### EXERCISE MATERIAL
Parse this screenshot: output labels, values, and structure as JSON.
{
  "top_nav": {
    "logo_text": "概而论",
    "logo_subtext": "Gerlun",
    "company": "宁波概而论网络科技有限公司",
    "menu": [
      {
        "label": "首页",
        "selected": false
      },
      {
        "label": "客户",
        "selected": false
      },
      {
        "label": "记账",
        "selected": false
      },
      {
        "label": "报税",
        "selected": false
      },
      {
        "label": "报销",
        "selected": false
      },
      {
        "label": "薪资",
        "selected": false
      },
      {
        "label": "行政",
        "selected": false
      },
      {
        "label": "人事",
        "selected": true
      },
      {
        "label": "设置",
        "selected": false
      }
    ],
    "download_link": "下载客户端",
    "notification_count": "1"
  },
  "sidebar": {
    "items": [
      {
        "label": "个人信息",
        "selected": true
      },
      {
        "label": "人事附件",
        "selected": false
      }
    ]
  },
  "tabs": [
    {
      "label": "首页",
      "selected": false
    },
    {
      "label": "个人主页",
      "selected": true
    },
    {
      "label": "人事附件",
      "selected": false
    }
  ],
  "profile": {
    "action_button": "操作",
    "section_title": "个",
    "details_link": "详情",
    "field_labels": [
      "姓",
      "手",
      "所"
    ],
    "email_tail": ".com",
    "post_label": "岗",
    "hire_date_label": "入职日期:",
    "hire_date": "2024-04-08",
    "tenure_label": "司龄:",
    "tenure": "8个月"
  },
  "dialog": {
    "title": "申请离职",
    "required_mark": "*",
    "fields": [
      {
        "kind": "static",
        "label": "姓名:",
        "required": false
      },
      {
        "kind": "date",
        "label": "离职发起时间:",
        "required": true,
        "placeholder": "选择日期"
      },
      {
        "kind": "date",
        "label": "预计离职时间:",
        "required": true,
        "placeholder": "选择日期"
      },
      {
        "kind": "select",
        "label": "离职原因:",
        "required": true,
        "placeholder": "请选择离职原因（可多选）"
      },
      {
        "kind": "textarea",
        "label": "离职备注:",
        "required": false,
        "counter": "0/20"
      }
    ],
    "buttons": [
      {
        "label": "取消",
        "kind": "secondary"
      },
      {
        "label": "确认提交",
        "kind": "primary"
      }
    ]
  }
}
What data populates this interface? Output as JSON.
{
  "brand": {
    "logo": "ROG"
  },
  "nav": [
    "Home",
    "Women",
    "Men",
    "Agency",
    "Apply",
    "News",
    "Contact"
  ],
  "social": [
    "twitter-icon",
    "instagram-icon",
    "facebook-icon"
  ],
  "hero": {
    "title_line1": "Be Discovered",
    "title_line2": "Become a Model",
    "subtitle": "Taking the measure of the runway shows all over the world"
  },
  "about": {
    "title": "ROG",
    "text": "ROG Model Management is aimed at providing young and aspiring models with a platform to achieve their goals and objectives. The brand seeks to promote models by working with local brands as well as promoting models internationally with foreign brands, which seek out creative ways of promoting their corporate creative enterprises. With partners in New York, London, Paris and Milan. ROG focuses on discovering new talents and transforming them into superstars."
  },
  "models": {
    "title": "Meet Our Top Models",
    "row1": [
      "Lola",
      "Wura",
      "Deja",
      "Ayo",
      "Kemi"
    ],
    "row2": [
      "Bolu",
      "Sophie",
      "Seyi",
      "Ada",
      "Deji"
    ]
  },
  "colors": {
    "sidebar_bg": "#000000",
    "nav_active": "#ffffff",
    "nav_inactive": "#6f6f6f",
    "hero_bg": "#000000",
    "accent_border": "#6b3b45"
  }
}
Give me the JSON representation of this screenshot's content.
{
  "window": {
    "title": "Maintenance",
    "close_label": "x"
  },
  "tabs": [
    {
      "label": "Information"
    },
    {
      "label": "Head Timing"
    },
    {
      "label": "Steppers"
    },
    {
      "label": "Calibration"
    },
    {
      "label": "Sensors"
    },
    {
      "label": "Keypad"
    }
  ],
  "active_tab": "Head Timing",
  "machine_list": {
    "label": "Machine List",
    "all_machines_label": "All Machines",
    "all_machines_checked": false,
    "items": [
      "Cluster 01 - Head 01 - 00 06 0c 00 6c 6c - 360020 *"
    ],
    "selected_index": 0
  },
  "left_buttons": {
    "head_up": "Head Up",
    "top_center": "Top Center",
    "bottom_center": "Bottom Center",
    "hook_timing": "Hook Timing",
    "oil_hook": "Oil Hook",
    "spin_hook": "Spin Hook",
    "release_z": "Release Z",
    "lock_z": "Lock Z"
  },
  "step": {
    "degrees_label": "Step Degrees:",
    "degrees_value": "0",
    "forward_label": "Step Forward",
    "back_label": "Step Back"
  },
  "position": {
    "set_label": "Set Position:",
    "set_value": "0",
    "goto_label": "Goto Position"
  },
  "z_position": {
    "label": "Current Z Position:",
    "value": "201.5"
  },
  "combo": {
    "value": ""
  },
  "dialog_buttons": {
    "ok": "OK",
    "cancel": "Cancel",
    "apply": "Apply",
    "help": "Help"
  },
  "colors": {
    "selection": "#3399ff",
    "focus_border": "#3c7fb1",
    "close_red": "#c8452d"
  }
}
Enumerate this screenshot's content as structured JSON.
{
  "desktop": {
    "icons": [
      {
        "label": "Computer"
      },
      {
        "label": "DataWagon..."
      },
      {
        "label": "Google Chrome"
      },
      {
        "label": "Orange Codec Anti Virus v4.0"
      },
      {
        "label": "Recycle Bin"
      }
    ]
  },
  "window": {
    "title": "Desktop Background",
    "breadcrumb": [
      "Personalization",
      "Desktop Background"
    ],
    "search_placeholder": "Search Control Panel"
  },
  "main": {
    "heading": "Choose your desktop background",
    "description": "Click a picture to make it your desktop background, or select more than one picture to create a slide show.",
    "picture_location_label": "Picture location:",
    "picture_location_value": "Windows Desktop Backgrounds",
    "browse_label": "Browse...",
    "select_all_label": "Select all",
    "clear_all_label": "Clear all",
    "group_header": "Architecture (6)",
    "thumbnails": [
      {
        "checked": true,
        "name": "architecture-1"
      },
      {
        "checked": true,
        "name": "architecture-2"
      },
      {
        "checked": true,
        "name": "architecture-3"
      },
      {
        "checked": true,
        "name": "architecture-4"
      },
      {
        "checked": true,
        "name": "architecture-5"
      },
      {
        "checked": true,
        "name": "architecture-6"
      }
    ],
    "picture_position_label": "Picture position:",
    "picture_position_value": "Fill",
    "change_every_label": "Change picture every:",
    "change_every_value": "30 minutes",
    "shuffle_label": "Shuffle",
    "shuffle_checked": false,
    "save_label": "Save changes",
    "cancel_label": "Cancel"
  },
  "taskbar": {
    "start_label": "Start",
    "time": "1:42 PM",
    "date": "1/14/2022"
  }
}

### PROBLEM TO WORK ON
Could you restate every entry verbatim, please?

### ANSWER BOX
Parse this screenshot: output labels, values, and structure as JSON.
{
  "top_nav": {
    "logo_text": "概而论",
    "logo_subtext": "Gerlun",
    "company": "宁波概而论网络科技有限公司",
    "menu": [
      {
        "label": "首页",
        "selected": false
      },
      {
        "label": "客户",
        "selected": false
      },
      {
        "label": "记账",
        "selected": false
      },
      {
        "label": "报税",
        "selected": false
      },
      {
        "label": "报销",
        "selected": false
      },
      {
        "label": "薪资",
        "selected": false
      },
      {
        "label": "行政",
        "selected": false
      },
      {
        "label": "人事",
        "selected": true
      },
      {
        "label": "设置",
        "selected": false
      }
    ],
    "download_link": "下载客户端",
    "notification_count": "1"
  },
  "sidebar": {
    "items": [
      {
        "label": "个人信息",
        "selected": true
      },
      {
        "label": "人事附件",
        "selected": false
      }
    ]
  },
  "tabs": [
    {
      "label": "首页",
      "selected": false
    },
    {
      "label": "个人主页",
      "selected": true
    },
    {
      "label": "人事附件",
      "selected": false
    }
  ],
  "profile": {
    "action_button": "操作",
    "section_title": "个",
    "details_link": "详情",
    "field_labels": [
      "姓",
      "手",
      "所"
    ],
    "email_tail": ".com",
    "post_label": "岗",
    "hire_date_label": "入职日期:",
    "hire_date": "2024-04-08",
    "tenure_label": "司龄:",
    "tenure": "8个月"
  },
  "dialog": {
    "title": "申请离职",
    "required_mark": "*",
    "fields": [
      {
        "kind": "static",
        "label": "姓名:",
        "required": false
      },
      {
        "kind": "date",
        "label": "离职发起时间:",
        "required": true,
        "placeholder": "选择日期"
      },
      {
        "kind": "date",
        "label": "预计离职时间:",
        "required": true,
        "placeholder": "选择日期"
      },
      {
        "kind": "select",
        "label": "离职原因:",
        "required": true,
        "placeholder": "请选择离职原因（可多选）"
      },
      {
        "kind": "textarea",
        "label": "离职备注:",
        "required": false,
        "counter": "0/20"
      }
    ],
    "buttons": [
      {
        "label": "取消",
        "kind": "secondary"
      },
      {
        "label": "确认提交",
        "kind": "primary"
      }
    ]
  }
}
What data populates this interface? Output as JSON.
{
  "brand": {
    "logo": "ROG"
  },
  "nav": [
    "Home",
    "Women",
    "Men",
    "Agency",
    "Apply",
    "News",
    "Contact"
  ],
  "social": [
    "twitter-icon",
    "instagram-icon",
    "facebook-icon"
  ],
  "hero": {
    "title_line1": "Be Discovered",
    "title_line2": "Become a Model",
    "subtitle": "Taking the measure of the runway shows all over the world"
  },
  "about": {
    "title": "ROG",
    "text": "ROG Model Management is aimed at providing young and aspiring models with a platform to achieve their goals and objectives. The brand seeks to promote models by working with local brands as well as promoting models internationally with foreign brands, which seek out creative ways of promoting their corporate creative enterprises. With partners in New York, London, Paris and Milan. ROG focuses on discovering new talents and transforming them into superstars."
  },
  "models": {
    "title": "Meet Our Top Models",
    "row1": [
      "Lola",
      "Wura",
      "Deja",
      "Ayo",
      "Kemi"
    ],
    "row2": [
      "Bolu",
      "Sophie",
      "Seyi",
      "Ada",
      "Deji"
    ]
  },
  "colors": {
    "sidebar_bg": "#000000",
    "nav_active": "#ffffff",
    "nav_inactive": "#6f6f6f",
    "hero_bg": "#000000",
    "accent_border": "#6b3b45"
  }
}
Give me the JSON representation of this screenshot's content.
{
  "window": {
    "title": "Maintenance",
    "close_label": "x"
  },
  "tabs": [
    {
      "label": "Information"
    },
    {
      "label": "Head Timing"
    },
    {
      "label": "Steppers"
    },
    {
      "label": "Calibration"
    },
    {
      "label": "Sensors"
    },
    {
      "label": "Keypad"
    }
  ],
  "active_tab": "Head Timing",
  "machine_list": {
    "label": "Machine List",
    "all_machines_label": "All Machines",
    "all_machines_checked": false,
    "items": [
      "Cluster 01 - Head 01 - 00 06 0c 00 6c 6c - 360020 *"
    ],
    "selected_index": 0
  },
  "left_buttons": {
    "head_up": "Head Up",
    "top_center": "Top Center",
    "bottom_center": "Bottom Center",
    "hook_timing": "Hook Timing",
    "oil_hook": "Oil Hook",
    "spin_hook": "Spin Hook",
    "release_z": "Release Z",
    "lock_z": "Lock Z"
  },
  "step": {
    "degrees_label": "Step Degrees:",
    "degrees_value": "0",
    "forward_label": "Step Forward",
    "back_label": "Step Back"
  },
  "position": {
    "set_label": "Set Position:",
    "set_value": "0",
    "goto_label": "Goto Position"
  },
  "z_position": {
    "label": "Current Z Position:",
    "value": "201.5"
  },
  "combo": {
    "value": ""
  },
  "dialog_buttons": {
    "ok": "OK",
    "cancel": "Cancel",
    "apply": "Apply",
    "help": "Help"
  },
  "colors": {
    "selection": "#3399ff",
    "focus_border": "#3c7fb1",
    "close_red": "#c8452d"
  }
}
Enumerate this screenshot's content as structured JSON.
{
  "desktop": {
    "icons": [
      {
        "label": "Computer"
      },
      {
        "label": "DataWagon..."
      },
      {
        "label": "Google Chrome"
      },
      {
        "label": "Orange Codec Anti Virus v4.0"
      },
      {
        "label": "Recycle Bin"
      }
    ]
  },
  "window": {
    "title": "Desktop Background",
    "breadcrumb": [
      "Personalization",
      "Desktop Background"
    ],
    "search_placeholder": "Search Control Panel"
  },
  "main": {
    "heading": "Choose your desktop background",
    "description": "Click a picture to make it your desktop background, or select more than one picture to create a slide show.",
    "picture_location_label": "Picture location:",
    "picture_location_value": "Windows Desktop Backgrounds",
    "browse_label": "Browse...",
    "select_all_label": "Select all",
    "clear_all_label": "Clear all",
    "group_header": "Architecture (6)",
    "thumbnails": [
      {
        "checked": true,
        "name": "architecture-1"
      },
      {
        "checked": true,
        "name": "architecture-2"
      },
      {
        "checked": true,
        "name": "architecture-3"
      },
      {
        "checked": true,
        "name": "architecture-4"
      },
      {
        "checked": true,
        "name": "architecture-5"
      },
      {
        "checked": true,
        "name": "architecture-6"
      }
    ],
    "picture_position_label": "Picture position:",
    "picture_position_value": "Fill",
    "change_every_label": "Change picture every:",
    "change_every_value": "30 minutes",
    "shuffle_label": "Shuffle",
    "shuffle_checked": false,
    "save_label": "Save changes",
    "cancel_label": "Cancel"
  },
  "taskbar": {
    "start_label": "Start",
    "time": "1:42 PM",
    "date": "1/14/2022"
  }
}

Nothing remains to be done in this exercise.